your search. They cover a wide range of levels and topics, and all the major indexing
services pick up Educational Leadership in their coverage.
Monthly except July/August, PDK International Inc.,
Bloomington, IN, $39.00 US, 1-800-766-1156.
Phi Delta Kappan
Standing at Volume 81, this title is one of the elders of educational
journals. If you wonder whats brewing south of the border and possibly coming
to a school near you Kappan covers it. Its highly readable, well laid out and
addresses the full range of issues.
Urban schools and violence, tinkering with TIMSS or exchange teaching in
New Zealand its all in this journal. Kappan is picked up by all the
educational indexing services.
Eight issues, Early Years, Inc., Boulder. CO, $28.97 US,
You might remember this periodical as Early
Years, its former title. This publication is a great source of ideas and inspiration for
the early years teachers. Making local history come alive, motivating the unmotivated
student and helping children through early adolescence are just a few of the topics
tackled in a recent issue.
A really useful feature of this journal is the
activities pages, now included in each issue. These are practical suggestions that you can
use in your classroom tomorrow, explained by teachers who are using them today.
Development: an international journal of teachers professional development
Three issues annually, Triangle Journals, Oxfordshire, UK,
$55.00 US, e-mail Journals@triangle.co.uk
A new name on the scene, but a promising one
with a world-wide focus on PD. Almost a book, with over 150 pages per issues, with no
illustrations or advertising to speak of.
Each article is preceded by a detailed abstract,
to help you in ascertaining the relevance of the article to your area of interest. Given
the in-depth nature of this journal, this is a very useful feature.
The latest issue covered such topics as teacher

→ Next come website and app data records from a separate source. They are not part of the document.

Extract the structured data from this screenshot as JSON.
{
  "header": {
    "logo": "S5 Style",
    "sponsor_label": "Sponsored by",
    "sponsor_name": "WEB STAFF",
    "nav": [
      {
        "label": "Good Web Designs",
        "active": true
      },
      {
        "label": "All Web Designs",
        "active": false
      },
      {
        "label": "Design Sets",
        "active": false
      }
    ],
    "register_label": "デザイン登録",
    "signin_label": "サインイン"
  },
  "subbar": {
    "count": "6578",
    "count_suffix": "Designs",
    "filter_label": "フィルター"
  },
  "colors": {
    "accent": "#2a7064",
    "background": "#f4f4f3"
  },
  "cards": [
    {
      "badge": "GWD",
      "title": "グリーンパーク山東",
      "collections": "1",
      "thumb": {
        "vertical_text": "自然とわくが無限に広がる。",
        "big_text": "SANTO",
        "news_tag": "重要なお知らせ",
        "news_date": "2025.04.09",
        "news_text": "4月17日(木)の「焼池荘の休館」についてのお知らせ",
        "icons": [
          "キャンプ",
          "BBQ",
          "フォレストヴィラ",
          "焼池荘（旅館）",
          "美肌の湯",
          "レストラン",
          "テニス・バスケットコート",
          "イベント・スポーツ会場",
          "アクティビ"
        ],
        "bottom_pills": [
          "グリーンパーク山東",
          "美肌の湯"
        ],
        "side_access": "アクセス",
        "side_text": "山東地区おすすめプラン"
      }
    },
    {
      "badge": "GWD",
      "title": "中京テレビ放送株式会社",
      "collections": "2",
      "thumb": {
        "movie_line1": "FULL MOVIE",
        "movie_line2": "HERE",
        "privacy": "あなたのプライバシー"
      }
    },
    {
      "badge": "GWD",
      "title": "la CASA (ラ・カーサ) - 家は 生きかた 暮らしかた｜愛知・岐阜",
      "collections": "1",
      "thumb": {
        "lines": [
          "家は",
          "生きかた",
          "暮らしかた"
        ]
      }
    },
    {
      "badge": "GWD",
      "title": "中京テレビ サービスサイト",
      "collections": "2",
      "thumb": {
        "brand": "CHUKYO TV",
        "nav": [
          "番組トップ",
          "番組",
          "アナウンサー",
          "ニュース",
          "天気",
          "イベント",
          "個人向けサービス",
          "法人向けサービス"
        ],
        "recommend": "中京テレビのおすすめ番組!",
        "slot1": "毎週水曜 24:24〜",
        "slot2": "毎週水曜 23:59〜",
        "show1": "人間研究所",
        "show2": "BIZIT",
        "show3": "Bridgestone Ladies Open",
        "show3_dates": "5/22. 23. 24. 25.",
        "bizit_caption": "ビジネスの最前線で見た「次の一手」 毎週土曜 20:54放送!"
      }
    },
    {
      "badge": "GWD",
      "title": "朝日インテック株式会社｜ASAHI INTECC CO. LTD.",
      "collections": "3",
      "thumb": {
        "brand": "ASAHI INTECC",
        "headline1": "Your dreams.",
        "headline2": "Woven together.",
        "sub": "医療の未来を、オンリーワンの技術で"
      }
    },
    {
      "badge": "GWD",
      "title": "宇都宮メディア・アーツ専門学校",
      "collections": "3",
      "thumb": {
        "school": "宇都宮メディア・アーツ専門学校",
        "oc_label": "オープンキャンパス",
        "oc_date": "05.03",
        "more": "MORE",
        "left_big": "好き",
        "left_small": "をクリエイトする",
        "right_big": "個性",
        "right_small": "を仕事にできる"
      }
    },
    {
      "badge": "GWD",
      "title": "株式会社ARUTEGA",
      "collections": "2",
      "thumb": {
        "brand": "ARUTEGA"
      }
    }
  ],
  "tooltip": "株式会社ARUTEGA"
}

professionalism, teacher in-volvement in school policy-making, and the importance of a
general teaching council.
Christopher Ball manages the College